[Dataset entries]
-*-*-
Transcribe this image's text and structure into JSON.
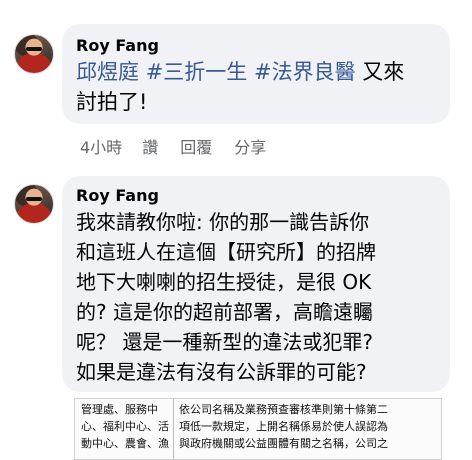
{
  "comments": [
    {
      "author": "Roy Fang",
      "hashtags": [
        "邱煜庭",
        "#三折一生",
        "#法界良醫"
      ],
      "text_after": "又來",
      "text_line2": "討拍了!",
      "meta": {
        "time": "4小時",
        "like": "讚",
        "reply": "回覆",
        "share": "分享"
      }
    },
    {
      "author": "Roy Fang",
      "lines": [
        "我來請教你啦: 你的那一識告訴你",
        "和這班人在這個【研究所】的招牌",
        "地下大喇喇的招生授徒，是很 OK",
        "的? 這是你的超前部署，高瞻遠矚",
        "呢？ 還是一種新型的違法或犯罪?",
        "如果是違法有沒有公訴罪的可能?"
      ]
    }
  ],
  "attachment": {
    "left_lines": [
      "管理處、服務中",
      "心、福利中心、活",
      "動中心、農會、漁"
    ],
    "right_lines": [
      "依公司名稱及業務預查審核準則第十條第二",
      "項低一款規定，上開名稱係易於使人誤認為",
      "與政府機關或公益團體有關之名稱，公司之"
    ]
  }
}
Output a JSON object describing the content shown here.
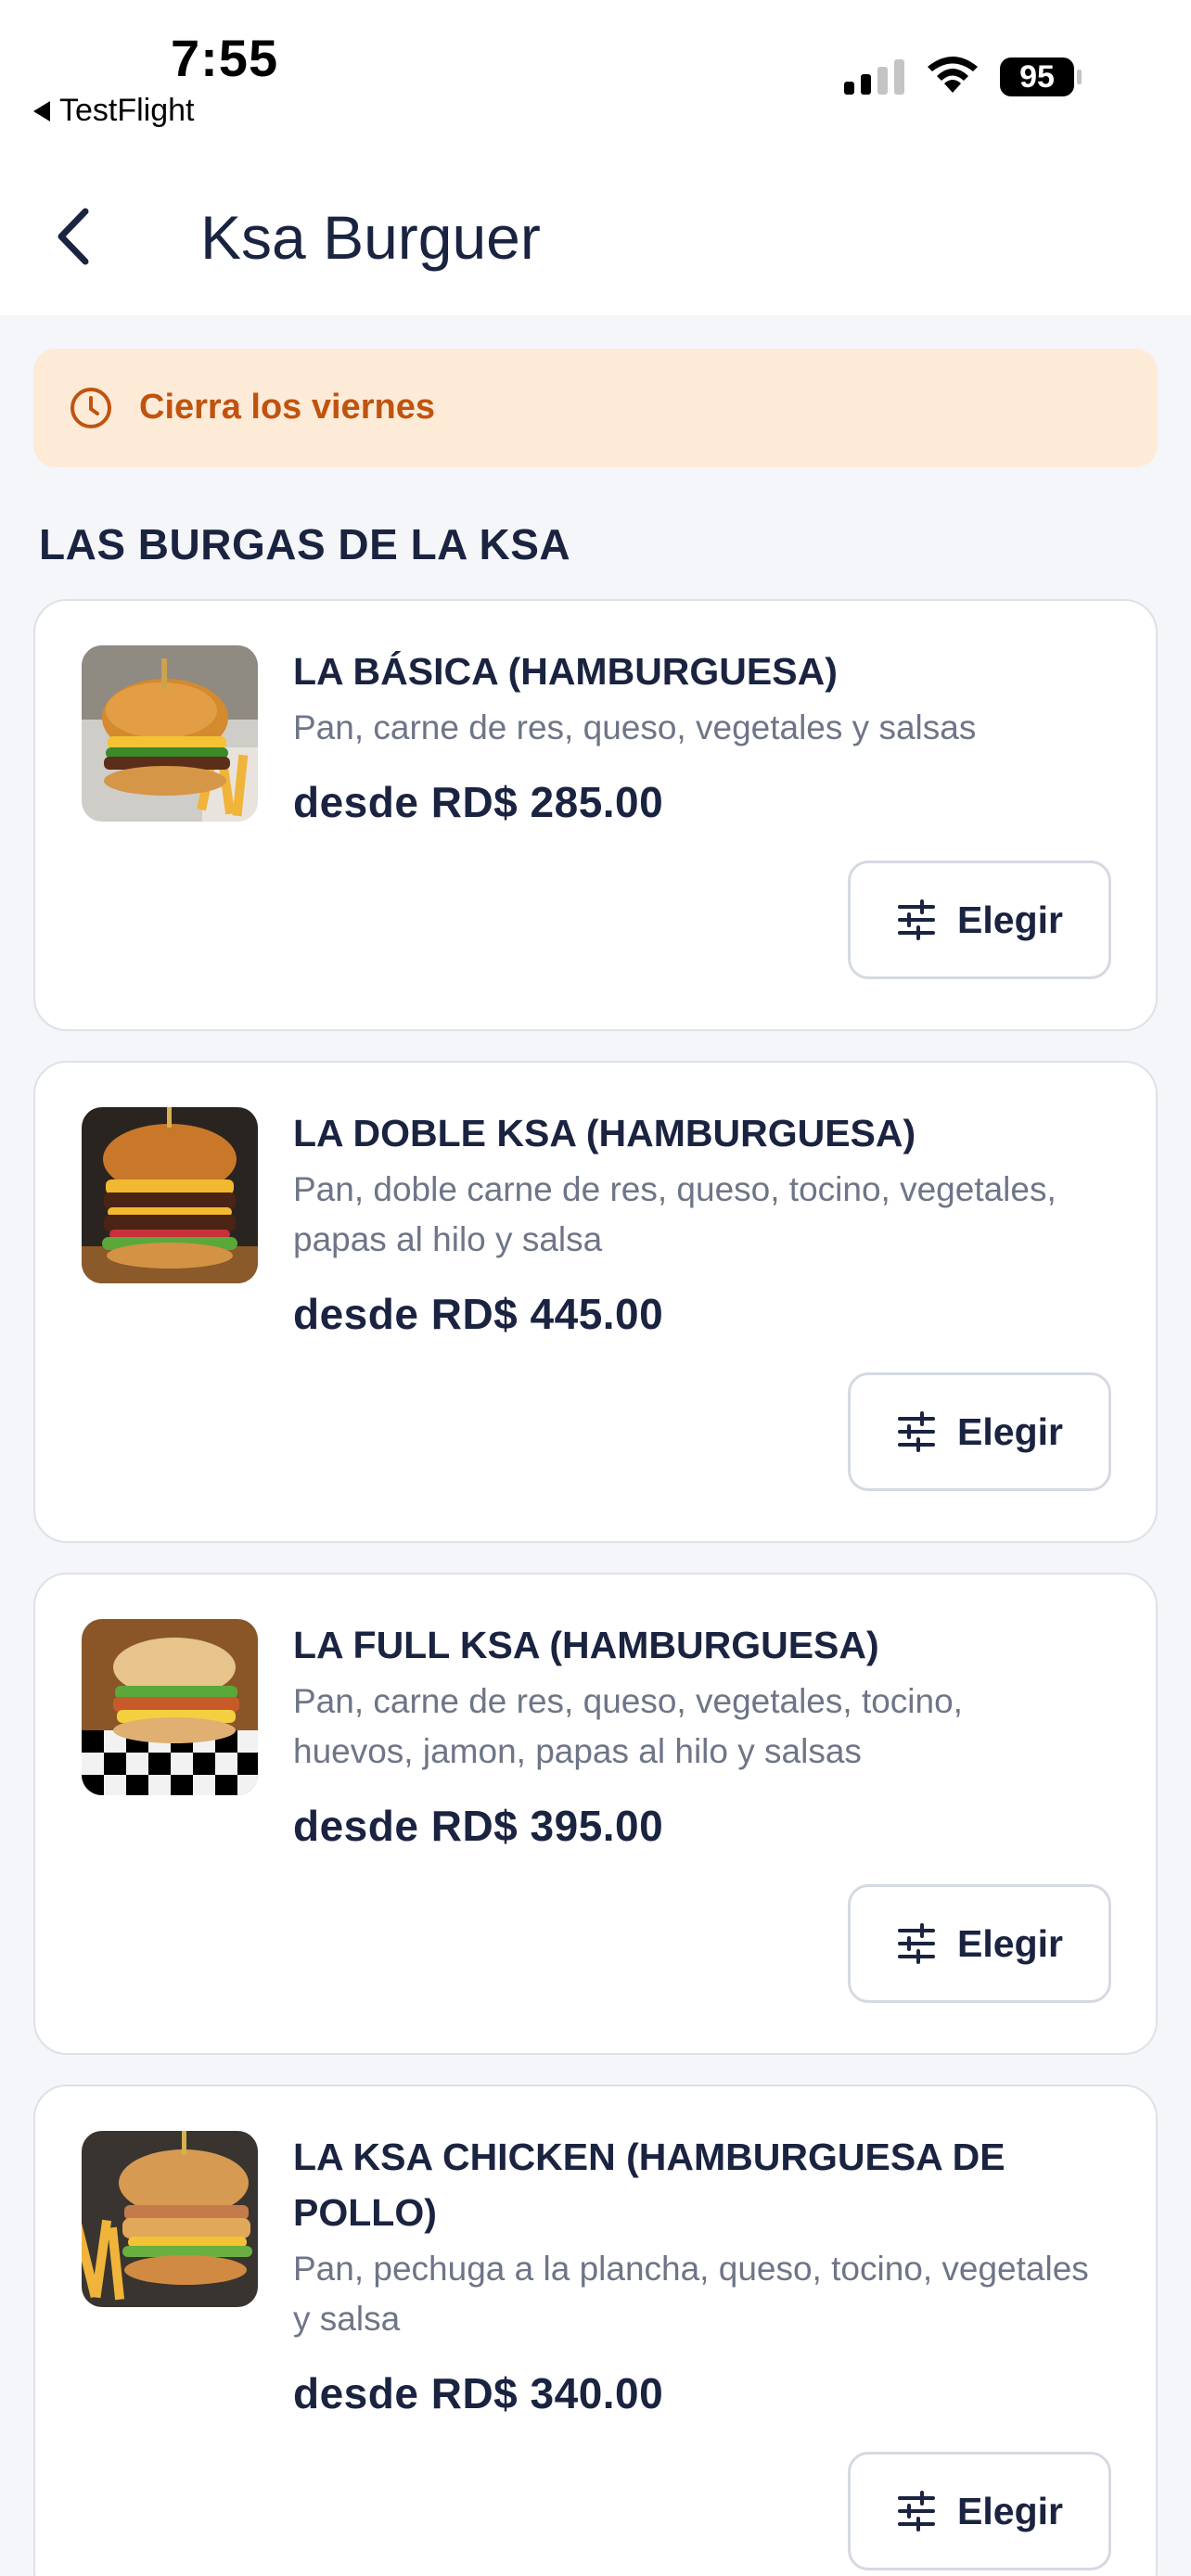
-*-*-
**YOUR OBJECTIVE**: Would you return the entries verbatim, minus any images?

**SOLUTION FOR THIS PROBLEM**:
Transcribe this image's text and structure into JSON.
{
  "comments": [
    {
      "author": "Roy Fang",
      "hashtags": [
        "邱煜庭",
        "#三折一生",
        "#法界良醫"
      ],
      "text_after": "又來",
      "text_line2": "討拍了!",
      "meta": {
        "time": "4小時",
        "like": "讚",
        "reply": "回覆",
        "share": "分享"
      }
    },
    {
      "author": "Roy Fang",
      "lines": [
        "我來請教你啦: 你的那一識告訴你",
        "和這班人在這個【研究所】的招牌",
        "地下大喇喇的招生授徒，是很 OK",
        "的? 這是你的超前部署，高瞻遠矚",
        "呢？ 還是一種新型的違法或犯罪?",
        "如果是違法有沒有公訴罪的可能?"
      ]
    }
  ],
  "attachment": {
    "left_lines": [
      "管理處、服務中",
      "心、福利中心、活",
      "動中心、農會、漁"
    ],
    "right_lines": [
      "依公司名稱及業務預查審核準則第十條第二",
      "項低一款規定，上開名稱係易於使人誤認為",
      "與政府機關或公益團體有關之名稱，公司之"
    ]
  }
}
Output a JSON object describing the content shown here.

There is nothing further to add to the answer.